Angelo Esposito made his AHL debut today for the Chicago Wolves. The team pulled its tried and true rookie prank on him, though it didn't work quite as well on him as it has some others.
Esposito and Ondrej Pavelec.
Bryan Little and Esposito.
He looked pretty nervous during warmup, but when he saw a camera on him, tried to put on a good face.
Esposito played left wing on the fourth line with Steve Martins and a rotating winger. He saw about two or three shifts a period. Once when Martins was tossed from the faceoff circle, he and Darren Haydar quickly discussed who would step in. They decided on Espo.
A few times Esposito's shift was cut short when a penalty occurred.
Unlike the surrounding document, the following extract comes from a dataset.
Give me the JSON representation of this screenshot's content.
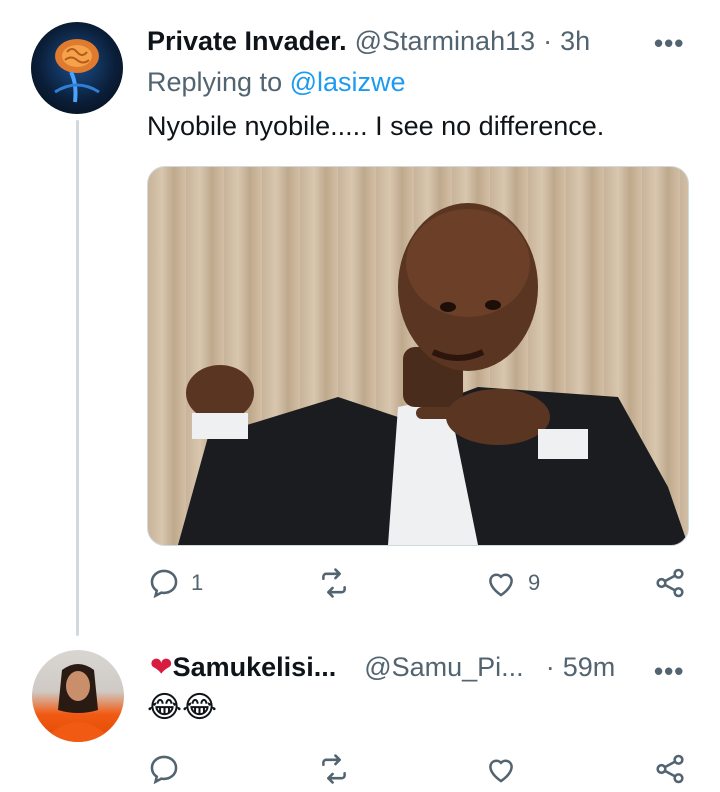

He drew a hooking call himself once as he crossed the blue line with speed.
In general I thought he did a lot of running around. Seemed to want to be everywhere. Went for some hits, but doesn't really have the body mass yet to be an effective hitter.
He had a nice one-timer that he shot wide, but otherwise no scoring opportunities. He had a dipsy-doodle move in the slot once, but the defender was right on him.
All in all, he showed a glimpse of his talent, but wasn't in the best places to get the puck on his stick. I asked Peoria's play-by-play guy what he thought of him, because I know Tom and he has no dog in the hunt, and he said he thought he looked raw, and that he has talent but doesn't know where to go. And that guys out of junior/college run around with chickens with heads cut off, and he followed that pattern.
Dan Marr of the Thrashers was there to see him.
I asked Wolves coach John Anderson what he thought of his play, and he was complimentary:
"Really liked him. You can see he's got some savvy, a good shot, and he's pretty smart with the puck. His first game, he was a little nervous, but I thought he played very well for us. I'm happy we had a chance to use him."
Anderson had the rink diagram out with him on the bench, drawing a few things. One thing he was showing him was "soft locking."
"If he's the last guy in the zone, when he comes over to the player, normally you want to go and take the man out, but you can't because you'd get trapped against the wall and it's a 3 on 2 the other way," Anderson explained. "So what we teach is to come up and soft lock on the guy -- you turn up with him as opposed to taking him out, so at least you're coming back with the play instead of getting stuck on the wall. A few other things, but he's very good, a quick learner. He hadn't seen our team play or our systems at all. Nelly (asst coach Todd Nelson) spent a good 45 minutes before the game explaining a few things we like to do. He was very receptive, a quick thinker."